Ok, as mentioned before, I am sooooo not a jogger. I could list off a million reasons as to why I'm not a jogger, but that's not the point of this post so I'll only say that my short, squaty body was made for speed not distance.
And I'm ok with that little fact. It doesn't mean though that I've given up pushing myself further, harder, faster, and longer during my workouts.
The other day, for a few miles anyway, I turned into a jogger. I actually jogged quite a distance without stopping, dying, collapsing, overheating, having a heart attack, or otherwise suffering bodily harm. I was and am so proud of that tidbit. It was only a couple miles but for me, that was HUGE!

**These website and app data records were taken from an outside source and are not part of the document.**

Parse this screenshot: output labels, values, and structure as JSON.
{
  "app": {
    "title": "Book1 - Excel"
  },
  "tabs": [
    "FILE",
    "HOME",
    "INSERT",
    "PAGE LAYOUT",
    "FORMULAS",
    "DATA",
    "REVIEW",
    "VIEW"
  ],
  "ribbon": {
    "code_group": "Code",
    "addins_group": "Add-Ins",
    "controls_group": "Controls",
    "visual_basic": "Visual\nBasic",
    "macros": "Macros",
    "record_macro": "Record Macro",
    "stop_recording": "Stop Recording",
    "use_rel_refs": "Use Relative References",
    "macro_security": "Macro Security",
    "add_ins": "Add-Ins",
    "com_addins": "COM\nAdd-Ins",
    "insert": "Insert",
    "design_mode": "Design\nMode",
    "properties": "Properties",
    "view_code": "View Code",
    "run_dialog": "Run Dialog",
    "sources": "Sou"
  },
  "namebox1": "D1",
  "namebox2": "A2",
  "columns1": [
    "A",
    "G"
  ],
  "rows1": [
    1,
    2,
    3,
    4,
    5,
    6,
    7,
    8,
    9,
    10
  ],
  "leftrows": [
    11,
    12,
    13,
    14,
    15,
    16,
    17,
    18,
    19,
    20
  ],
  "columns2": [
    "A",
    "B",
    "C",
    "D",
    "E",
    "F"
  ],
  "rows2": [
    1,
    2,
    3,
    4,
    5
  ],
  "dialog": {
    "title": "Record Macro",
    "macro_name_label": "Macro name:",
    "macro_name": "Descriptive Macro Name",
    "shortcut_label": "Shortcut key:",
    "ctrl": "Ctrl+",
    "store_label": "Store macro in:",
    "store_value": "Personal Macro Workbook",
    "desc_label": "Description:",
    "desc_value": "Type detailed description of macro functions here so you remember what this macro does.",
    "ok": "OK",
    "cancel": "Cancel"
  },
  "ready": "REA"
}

Jogging is liberating. While I'm doing it, I hate it. I'm literally forcing myself to put one foot in front of the other. It's not just a physical game though. I have to push negative thoughts out of my head too.
It's funny but if, as I'm jogging, I start to think about how far I have yet to go before I can stop, how tired my legs already are, how sore my shins might be, how hard it is to breathe in air, how hot I am, how sweaty I already am, etc., etc., then I am so much more likely to throw in the towel and stop before I reach the end. Those negative thoughts take over my feet and slow them to a walk far before I reach my goal which then reiterates all those negative thoughts and gets me going down a vicious cycle.
On the other hand, if I focus on how far I've already gone, repeat over and over the benefits of the exercise to myself, concentrate on the moment and not the end, and sometimes even congratulate myself on each tiny jogged step, then I can complete the task with success.
Completing the jog is a wonderful feeling. I set little goals for myself while I'm jogging like I'll jog to the next corner ... then I get to the corner and say COOL! now I'll jog to the next two corners ... etc. Every time I set a goal and complete it, I feel free and liberated. It's a feeling I take with me for the rest of the day and it carries through to other parts of my life too.
Now to my point.
Weight loss is a lot like the jogging scenario. I'm a firm believer in what The Healthy Weigh stresses which is that if we change our thinking, we can change our life. We think our own reality.
Since that's the truth, I know that each time I'm struggling and I let that negative talk enter my brain, I'm setting myself up for failure.
Each time I'm faced with my own stinkin' thinkin', I try to remember that I have the power to change my own thoughts and in so doing can get myself back on track. That's not to say that I don't rely on others for support and encouragement but ultimately, it's me that has to lose this weight, make up my own mind to be successful, and then make it happen.
So last week when I was focused on the hard things about losing this weight, thinking about the uphill battle I had left and stumbling over my own thoughts, I knew I had to reach down deep and pull myself up by the bootstraps.
This week I'm much more focused and feeling that no matter what I face, I'll be able to see this through to the end.
I could not have lost this weight had I not changed my thinking. There were and are soooo many times where self-sabotage rares it's ugly head. But by identifying those things early and not allowing it to derail me, I've been successful ... and I continue to be successful as I reach the end which is only 30-some-odd pounds away.
I mean, come on! 30-some-odd pounds? That's so doable! I'll have that off in no time and then it's onto the rest of my life.
And that's pretty darn liberating too!